Consider another of my good friends, Ben Jose. Ben is one of the hardest working men I know. He runs his own business - Benjamin Bronze Studios - and he genuinely cherishes the little bit of time he gets on the water. Ben has caught any number of outsized fish in his day, but if you were to ask him he would almost certainly suggest that his best fish was a brown trout that came to hand at the end of his very first day on the Salmon River in New York. Ben was relatively new to fly fishing then, and the boys giving him a tour of the river did all they could to make sure he paid his dues: he was mercilessly ridiculed, made to fish the least productive parts of the run, and called on repeatedly to net fish for his "friends" as they hooked up many times throughout the day.

Through it all, Ben was resolute and never allowed his frustration to show. In the waning daylight - just minutes before regulations demanded anglers stop fishing for the day - he hooked and played to the net a genuinely magnificent fish. As impressive as it was, the brown trout wasn't Ben's best simply because of it's size.
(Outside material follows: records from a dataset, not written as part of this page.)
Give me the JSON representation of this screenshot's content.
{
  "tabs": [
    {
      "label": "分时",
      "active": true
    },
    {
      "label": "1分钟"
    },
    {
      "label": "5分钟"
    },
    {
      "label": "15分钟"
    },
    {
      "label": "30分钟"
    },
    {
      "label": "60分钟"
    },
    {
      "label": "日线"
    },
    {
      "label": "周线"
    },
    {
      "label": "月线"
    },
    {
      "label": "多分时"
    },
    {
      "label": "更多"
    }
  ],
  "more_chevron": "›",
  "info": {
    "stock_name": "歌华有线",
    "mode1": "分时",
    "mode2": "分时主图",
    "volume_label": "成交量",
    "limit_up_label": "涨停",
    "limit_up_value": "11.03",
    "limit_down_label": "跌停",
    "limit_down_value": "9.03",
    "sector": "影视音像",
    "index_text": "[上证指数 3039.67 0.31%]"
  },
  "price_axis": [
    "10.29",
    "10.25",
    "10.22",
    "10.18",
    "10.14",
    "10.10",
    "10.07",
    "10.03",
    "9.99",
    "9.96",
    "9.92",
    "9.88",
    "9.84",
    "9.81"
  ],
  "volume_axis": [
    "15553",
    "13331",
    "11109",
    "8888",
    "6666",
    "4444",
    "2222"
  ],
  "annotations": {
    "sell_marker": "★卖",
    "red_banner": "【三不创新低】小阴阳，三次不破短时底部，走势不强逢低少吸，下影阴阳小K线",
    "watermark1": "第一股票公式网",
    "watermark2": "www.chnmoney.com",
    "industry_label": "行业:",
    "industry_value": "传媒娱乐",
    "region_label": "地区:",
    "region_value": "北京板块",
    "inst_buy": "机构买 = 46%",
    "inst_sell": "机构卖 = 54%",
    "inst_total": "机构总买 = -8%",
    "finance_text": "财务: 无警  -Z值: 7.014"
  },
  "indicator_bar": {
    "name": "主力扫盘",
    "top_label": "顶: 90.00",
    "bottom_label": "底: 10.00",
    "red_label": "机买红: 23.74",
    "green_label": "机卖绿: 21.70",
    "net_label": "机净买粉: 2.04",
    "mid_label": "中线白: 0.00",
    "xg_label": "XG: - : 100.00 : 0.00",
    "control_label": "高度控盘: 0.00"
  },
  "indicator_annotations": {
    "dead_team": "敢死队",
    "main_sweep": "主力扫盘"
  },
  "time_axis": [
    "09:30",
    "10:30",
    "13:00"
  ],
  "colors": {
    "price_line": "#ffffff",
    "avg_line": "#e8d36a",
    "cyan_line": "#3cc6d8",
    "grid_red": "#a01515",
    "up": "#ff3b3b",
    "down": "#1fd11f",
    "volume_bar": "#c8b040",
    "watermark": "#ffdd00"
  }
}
Rather, that trout remains a special fish because it was the proverbial pot of gold at the end of the rainbow. That trout signified Ben's resolve, his absolute refusal to have anything but a good time, and a willingness to learn lessons born of frustration and disappointment. Such lessons are difficult lessons to learn, but they are often the most useful.

As steelhead season creeps ever closer, I find myself looking forward to learning a few lessons of my own. I've no idea what they might be, but I know they're out there waiting for me, and that they'll be difficult lessons to learn. Steelhead lessons always are, but here's the thing: difficult lessons are often the best lessons, and the best lessons always help us to catch our best fish.

So as summer gives way to fall I find that I am hopeful; hopeful for my best steelhead, but more hopeful still, for my best day.